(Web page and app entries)
———

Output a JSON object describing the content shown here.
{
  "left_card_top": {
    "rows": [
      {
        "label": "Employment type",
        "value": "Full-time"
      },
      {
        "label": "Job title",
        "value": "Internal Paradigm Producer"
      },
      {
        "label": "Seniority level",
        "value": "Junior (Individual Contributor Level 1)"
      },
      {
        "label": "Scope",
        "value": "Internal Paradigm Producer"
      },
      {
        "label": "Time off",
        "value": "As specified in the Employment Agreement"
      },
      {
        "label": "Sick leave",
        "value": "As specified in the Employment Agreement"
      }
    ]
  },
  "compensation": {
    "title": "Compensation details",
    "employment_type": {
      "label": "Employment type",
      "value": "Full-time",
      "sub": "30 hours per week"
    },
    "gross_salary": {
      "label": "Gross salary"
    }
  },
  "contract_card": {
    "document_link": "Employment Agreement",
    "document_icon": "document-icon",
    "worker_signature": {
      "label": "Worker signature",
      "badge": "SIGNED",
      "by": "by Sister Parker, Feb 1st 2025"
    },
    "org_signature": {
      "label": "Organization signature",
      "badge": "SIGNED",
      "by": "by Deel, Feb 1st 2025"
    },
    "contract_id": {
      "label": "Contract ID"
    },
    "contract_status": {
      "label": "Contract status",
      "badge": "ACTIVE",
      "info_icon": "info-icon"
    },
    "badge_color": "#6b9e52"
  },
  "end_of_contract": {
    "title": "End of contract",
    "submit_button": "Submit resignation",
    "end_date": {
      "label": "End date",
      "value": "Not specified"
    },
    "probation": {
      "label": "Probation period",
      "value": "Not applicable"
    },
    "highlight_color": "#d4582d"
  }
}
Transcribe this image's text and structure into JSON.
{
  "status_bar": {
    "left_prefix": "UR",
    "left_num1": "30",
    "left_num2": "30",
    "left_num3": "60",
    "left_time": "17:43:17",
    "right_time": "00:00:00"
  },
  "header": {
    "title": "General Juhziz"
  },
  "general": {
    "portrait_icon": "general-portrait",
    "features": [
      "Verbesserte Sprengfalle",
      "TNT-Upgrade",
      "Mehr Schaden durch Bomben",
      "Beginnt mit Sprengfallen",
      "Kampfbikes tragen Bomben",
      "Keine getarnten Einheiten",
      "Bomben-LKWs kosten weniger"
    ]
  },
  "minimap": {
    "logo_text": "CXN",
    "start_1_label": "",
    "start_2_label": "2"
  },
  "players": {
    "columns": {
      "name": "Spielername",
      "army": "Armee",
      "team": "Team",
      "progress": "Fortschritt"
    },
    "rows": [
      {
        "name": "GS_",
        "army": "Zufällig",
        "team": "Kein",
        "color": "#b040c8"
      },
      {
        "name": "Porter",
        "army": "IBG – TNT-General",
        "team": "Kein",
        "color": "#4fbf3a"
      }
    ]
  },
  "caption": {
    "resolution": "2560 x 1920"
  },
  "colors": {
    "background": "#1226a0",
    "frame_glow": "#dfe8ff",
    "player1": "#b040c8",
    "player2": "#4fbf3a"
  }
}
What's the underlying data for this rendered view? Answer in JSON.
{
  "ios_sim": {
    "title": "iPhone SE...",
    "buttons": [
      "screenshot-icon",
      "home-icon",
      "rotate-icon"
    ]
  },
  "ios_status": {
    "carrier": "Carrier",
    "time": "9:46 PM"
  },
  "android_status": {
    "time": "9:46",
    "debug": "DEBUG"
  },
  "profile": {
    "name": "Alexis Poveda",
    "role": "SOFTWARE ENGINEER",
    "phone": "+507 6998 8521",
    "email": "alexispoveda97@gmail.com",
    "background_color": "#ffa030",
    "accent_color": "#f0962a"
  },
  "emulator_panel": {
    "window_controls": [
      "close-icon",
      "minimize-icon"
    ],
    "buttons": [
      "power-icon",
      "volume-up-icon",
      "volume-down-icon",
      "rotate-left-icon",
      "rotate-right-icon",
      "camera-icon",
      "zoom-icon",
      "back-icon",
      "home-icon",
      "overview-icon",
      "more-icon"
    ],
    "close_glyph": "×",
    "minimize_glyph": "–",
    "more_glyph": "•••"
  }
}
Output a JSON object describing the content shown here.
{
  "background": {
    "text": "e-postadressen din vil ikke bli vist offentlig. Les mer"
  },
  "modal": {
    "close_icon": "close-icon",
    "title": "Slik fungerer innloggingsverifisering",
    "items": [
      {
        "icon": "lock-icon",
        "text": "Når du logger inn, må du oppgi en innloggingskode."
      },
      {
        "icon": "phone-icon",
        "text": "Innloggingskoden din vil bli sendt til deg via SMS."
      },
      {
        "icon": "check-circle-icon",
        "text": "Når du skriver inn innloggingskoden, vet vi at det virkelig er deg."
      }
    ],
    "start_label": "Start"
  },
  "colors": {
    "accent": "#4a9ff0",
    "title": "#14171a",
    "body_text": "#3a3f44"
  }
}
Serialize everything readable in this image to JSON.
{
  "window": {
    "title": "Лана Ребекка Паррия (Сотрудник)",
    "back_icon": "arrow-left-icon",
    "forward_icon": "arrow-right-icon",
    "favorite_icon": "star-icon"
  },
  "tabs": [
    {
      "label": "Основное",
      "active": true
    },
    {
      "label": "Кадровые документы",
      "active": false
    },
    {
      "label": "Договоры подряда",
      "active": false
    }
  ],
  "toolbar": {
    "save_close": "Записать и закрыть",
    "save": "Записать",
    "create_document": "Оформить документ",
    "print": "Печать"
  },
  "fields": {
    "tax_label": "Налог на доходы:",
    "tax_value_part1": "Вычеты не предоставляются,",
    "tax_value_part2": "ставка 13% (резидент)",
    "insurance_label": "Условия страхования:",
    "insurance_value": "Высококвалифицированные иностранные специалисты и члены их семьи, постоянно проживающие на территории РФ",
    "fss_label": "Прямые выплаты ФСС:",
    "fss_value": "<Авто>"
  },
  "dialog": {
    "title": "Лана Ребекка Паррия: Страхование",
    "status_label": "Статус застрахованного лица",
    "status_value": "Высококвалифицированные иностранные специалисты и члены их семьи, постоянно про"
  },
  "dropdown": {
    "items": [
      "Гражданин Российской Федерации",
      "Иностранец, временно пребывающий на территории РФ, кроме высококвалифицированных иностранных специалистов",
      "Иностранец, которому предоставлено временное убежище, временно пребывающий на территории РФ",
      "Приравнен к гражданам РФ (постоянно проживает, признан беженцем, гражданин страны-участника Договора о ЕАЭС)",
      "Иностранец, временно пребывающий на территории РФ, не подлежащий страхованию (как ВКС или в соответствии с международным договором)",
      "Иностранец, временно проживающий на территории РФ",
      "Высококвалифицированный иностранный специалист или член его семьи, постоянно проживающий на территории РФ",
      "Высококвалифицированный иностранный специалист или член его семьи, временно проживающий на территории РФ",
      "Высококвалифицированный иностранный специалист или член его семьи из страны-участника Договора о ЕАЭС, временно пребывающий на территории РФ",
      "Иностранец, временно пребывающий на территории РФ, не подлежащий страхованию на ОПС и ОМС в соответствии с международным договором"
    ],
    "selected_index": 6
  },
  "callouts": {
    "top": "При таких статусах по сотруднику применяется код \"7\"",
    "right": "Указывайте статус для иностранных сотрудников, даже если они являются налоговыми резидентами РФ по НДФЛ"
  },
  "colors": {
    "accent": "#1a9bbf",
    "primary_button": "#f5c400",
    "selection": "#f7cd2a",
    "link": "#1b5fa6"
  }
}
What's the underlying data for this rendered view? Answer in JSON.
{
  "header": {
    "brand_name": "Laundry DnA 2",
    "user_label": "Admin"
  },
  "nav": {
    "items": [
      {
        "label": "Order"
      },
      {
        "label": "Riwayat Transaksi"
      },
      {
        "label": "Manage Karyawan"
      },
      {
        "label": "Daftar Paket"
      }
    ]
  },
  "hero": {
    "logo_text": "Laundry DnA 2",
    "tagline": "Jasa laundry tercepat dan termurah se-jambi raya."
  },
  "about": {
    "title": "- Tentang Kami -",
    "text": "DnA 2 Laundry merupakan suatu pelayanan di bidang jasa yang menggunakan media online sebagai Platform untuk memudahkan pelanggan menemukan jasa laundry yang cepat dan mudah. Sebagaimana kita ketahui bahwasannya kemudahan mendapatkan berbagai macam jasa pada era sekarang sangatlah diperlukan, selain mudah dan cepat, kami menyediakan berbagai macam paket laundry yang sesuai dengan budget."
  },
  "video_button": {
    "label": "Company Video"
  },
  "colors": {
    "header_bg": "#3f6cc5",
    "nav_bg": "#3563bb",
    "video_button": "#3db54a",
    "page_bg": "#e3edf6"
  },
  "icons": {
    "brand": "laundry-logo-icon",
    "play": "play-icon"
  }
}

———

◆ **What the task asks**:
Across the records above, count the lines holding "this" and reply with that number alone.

◆ **Written response**:
4